I've been experimenting with a new IR camera I recently built. Since the camera is viewing the full spectrum of light, the colors are slightly off as there is no longer an IR filter on the glass inside the camera. Thus far I haven't noticed any difference in wildlife behavior compared to the white flash units I normally use. These are a few pictures from one spot in northern N.H. It was close to a bog and the black bear traffic was incredible to watch. At least 6 different bears visited this location in a 19 day period. Some spent time feeding in the blueberry patch directly in front of the camera or trying get pry the camera off the tree.


  1. Nice hack Peter. I generally just convert the pics to B&W because it's easier on the eyes. What camera did you use for this hack? Even with the IR filter over the flash, you're still getting good output and scene fill.

    1. This was an IR P41 but instead of the no glass hack I placed a piece of "normal" glass that I had been saving from Whitetail supply back when they were still in business. I was pleased with the focus and it's definitely a notch down from the white flash, but I still see a bright red flash day or night and I was hoping the IR would be less visible. Thanks for the good advice on changing it to B&W, it didn't register with me to do that. The next IR pics I post will definitely changed. Thanks!

    2. Nice. Sounds similar to the pentax e50 IR hacks I did. But I think the pic quality is a little better.

      On the IR "red flash" you're seeing - you can stop that if you want. While we call these flashes "IR", they really aren't because they don't truly push the flash into the infrared end of the spectrum, nor allow the CCD to show body heat and like. They're more "near red," giving off a wavelength of red light right on the edge of the human/animal vision. Sooo... get yourself a piece of red glass that pushes even more into the infrared, and you'll see less "red flash." I don't remember the numbers of the top of my head, but I think the typical red filter we get with the kits to put over the flash is around 600nm, and if you get one that's 800nm or more, the red flash almost goes away.

    3. I didn't know that, I'm glad you mentioned it! I would assume that as I move up to 800nm or even higher, there would be less light output from the flash and the pictures might appear either grainy or blurred at night due to lack of light?
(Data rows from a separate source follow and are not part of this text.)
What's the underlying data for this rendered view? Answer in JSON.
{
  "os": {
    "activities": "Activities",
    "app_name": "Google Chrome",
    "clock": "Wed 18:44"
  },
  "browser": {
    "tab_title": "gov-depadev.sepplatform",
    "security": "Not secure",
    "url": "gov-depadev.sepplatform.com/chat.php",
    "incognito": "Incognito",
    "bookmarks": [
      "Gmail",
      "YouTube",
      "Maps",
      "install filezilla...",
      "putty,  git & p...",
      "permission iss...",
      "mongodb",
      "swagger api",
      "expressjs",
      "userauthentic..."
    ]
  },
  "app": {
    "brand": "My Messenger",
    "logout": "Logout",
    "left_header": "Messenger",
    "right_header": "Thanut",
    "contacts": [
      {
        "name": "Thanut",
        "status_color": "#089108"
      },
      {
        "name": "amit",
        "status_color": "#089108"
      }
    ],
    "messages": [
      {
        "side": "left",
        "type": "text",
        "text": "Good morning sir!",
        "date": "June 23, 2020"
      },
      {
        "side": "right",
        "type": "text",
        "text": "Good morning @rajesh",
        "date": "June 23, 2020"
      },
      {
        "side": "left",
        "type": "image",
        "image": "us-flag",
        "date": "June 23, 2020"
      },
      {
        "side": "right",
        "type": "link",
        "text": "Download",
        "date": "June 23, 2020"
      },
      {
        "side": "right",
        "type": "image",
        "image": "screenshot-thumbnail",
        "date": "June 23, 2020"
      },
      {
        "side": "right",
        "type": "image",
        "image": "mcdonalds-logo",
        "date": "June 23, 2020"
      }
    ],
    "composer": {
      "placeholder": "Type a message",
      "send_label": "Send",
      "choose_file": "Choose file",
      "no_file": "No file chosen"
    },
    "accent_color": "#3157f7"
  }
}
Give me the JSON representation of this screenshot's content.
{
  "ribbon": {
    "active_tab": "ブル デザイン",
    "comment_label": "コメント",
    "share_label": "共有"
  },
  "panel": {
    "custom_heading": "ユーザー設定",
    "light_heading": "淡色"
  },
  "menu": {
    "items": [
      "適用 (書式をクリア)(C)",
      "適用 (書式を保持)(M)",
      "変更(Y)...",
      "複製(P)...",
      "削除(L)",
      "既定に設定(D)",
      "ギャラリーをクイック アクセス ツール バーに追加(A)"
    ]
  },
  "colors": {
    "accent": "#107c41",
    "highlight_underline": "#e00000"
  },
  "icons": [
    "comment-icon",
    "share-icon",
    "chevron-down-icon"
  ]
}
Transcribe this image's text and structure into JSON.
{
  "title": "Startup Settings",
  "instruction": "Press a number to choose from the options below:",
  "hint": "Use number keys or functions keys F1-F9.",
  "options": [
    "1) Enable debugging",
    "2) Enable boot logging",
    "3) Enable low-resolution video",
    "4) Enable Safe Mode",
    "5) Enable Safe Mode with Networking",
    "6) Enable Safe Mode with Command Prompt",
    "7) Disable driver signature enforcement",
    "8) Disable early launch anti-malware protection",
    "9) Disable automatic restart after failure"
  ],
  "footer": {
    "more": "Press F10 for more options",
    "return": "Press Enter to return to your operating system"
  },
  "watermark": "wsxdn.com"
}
It would be nice to find a good balance between an "invisible" flash and bright/clear night pictures. If I grab a higher nm filter I'll post some comparison pictures. Thanks again for all the info.

    4. Yes, the intensity might drop. Depending on the camera and its flash. Each flash has an output profile/curve that peaks in our visible wavelengths, and drops off at the IR and UV ends. When you put the filter over it, you're blocking off all the flash light but that one wavelength. For some flashes, the output at 600nm and 800nm might be pretty much the same. For others, it could drop off fast from 600 to 800. As you mention, the camera will attempt to compensate by bumping up the ISO, and thus making the photos more grainy. That's a problem I've had with the Pentax hack - its flash output is weak to start with, and with the IR filter it drops down so much that the cams aren't much good beyond about 10 feet. The Sony s600s, with their huge flash output, have proven to give the best IR pics, but they're really hard to IR hack properly.

    5. Some really good information here, it makes me want to experiment more with IR. Thanks for all the info! I'll be putting it to good use.